## [What you have to do]
Give the data again in full, with every character unchanged.

______

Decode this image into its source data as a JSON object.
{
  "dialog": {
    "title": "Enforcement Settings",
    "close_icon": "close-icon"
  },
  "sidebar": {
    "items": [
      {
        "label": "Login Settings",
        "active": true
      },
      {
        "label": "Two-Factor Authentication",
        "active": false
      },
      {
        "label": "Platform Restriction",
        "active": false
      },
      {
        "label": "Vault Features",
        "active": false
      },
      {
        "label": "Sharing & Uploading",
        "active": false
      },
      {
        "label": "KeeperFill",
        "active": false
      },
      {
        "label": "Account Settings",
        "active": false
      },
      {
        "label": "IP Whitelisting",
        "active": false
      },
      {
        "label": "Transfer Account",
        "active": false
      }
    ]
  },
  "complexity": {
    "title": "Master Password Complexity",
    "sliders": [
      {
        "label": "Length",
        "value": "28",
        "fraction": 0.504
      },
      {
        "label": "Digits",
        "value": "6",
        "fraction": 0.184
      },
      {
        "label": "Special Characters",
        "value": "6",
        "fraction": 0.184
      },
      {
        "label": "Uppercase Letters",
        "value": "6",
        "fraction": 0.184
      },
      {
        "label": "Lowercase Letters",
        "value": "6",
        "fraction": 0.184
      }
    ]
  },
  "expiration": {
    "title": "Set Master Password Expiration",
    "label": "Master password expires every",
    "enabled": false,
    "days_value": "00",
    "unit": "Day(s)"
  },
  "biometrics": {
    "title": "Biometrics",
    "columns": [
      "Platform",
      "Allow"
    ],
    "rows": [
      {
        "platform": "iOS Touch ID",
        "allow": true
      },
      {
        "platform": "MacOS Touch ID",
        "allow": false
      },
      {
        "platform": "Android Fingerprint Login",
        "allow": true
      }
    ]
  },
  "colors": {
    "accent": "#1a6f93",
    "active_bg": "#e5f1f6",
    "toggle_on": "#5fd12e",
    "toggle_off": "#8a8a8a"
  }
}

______

## [Solution]
Decode this image into its source data as a JSON object.
{
  "dialog": {
    "title": "Enforcement Settings",
    "close_icon": "close-icon"
  },
  "sidebar": {
    "items": [
      {
        "label": "Login Settings",
        "active": true
      },
      {
        "label": "Two-Factor Authentication",
        "active": false
      },
      {
        "label": "Platform Restriction",
        "active": false
      },
      {
        "label": "Vault Features",
        "active": false
      },
      {
        "label": "Sharing & Uploading",
        "active": false
      },
      {
        "label": "KeeperFill",
        "active": false
      },
      {
        "label": "Account Settings",
        "active": false
      },
      {
        "label": "IP Whitelisting",
        "active": false
      },
      {
        "label": "Transfer Account",
        "active": false
      }
    ]
  },
  "complexity": {
    "title": "Master Password Complexity",
    "sliders": [
      {
        "label": "Length",
        "value": "28",
        "fraction": 0.504
      },
      {
        "label": "Digits",
        "value": "6",
        "fraction": 0.184
      },
      {
        "label": "Special Characters",
        "value": "6",
        "fraction": 0.184
      },
      {
        "label": "Uppercase Letters",
        "value": "6",
        "fraction": 0.184
      },
      {
        "label": "Lowercase Letters",
        "value": "6",
        "fraction": 0.184
      }
    ]
  },
  "expiration": {
    "title": "Set Master Password Expiration",
    "label": "Master password expires every",
    "enabled": false,
    "days_value": "00",
    "unit": "Day(s)"
  },
  "biometrics": {
    "title": "Biometrics",
    "columns": [
      "Platform",
      "Allow"
    ],
    "rows": [
      {
        "platform": "iOS Touch ID",
        "allow": true
      },
      {
        "platform": "MacOS Touch ID",
        "allow": false
      },
      {
        "platform": "Android Fingerprint Login",
        "allow": true
      }
    ]
  },
  "colors": {
    "accent": "#1a6f93",
    "active_bg": "#e5f1f6",
    "toggle_on": "#5fd12e",
    "toggle_off": "#8a8a8a"
  }
}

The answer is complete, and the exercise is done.